The relationship between linguistic communication skills and physically aggressive behavior in nursing home residents with possible dementia of the Alzheimer's type
AuthorMcHale, Roberta Walsh
AdvisorMcCrone, Susan Hillman
MetadataShow full item record

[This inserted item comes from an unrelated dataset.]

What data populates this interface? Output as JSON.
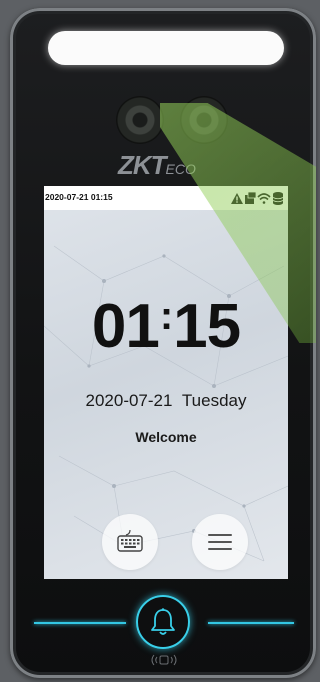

AbstractPhysically aggressive behavior (PAB) is any hostile action physically directed toward other persons or objects or towards the self. The definitive cause of PAB is unknown but there is empirical evidence suggesting internal factors such as cognitive status and/or external factors within the nursing home environment play an important role. As cognitive status decreases, there is deterioration in linguistic communication (L-C) ability. Although there is some preliminary evidence indicating a possible association between PAB and L-C ability, no previous studies have investigated the association between PAB and L-C ability in a population of patients with Alzheimer's disease. This study was designed to explore the relationship between linguistic communication (L-C) and physically aggressive behavior (PAB) in sixty nursing home residents with possible Alzheimer's dementia. Instruments included the language subscale of the Neurobehavioral Cognitive Status Examination and the PAB subscale of the Ryden Aggression Scale, Forms 1 (retrospective) and 2 (concurrent). The Interaction Behavior Measure (ISM) was used to measure caregiver interaction behavior, a confounding variable related to PAB. After L-C ability was measured by the investigator, each subject was observed during bathing and dressing care routine on either the day or evening shift by a research assistant blind to the research hypothesis. Simultaneously, the caregiver interaction behavior was documented using the IBM. Only 7 subjects exhibited PAB during observed bathing thus the planned statistical analysis could not be conducted. Secondary analyses revealed no difference among the groups with and without PAB, measured retrospectively, on age, education, length of stay, language score, psychotropic medication use, and caregiver interaction behavior. Males and females did not differ on amount of PAB. Among cognitive status, ADL ability, and number of medical diagnoses, only number of diagnoses was related to PAB. Findings related to differences among the IBM subscales indicated that task orientation in nursing assistants may be associated with decreased verbal banter.
DescriptionUniversity of Maryland, Baltimore. Nursing. Ph.D. 1998
Health Sciences, Nursing
linguistic communication skills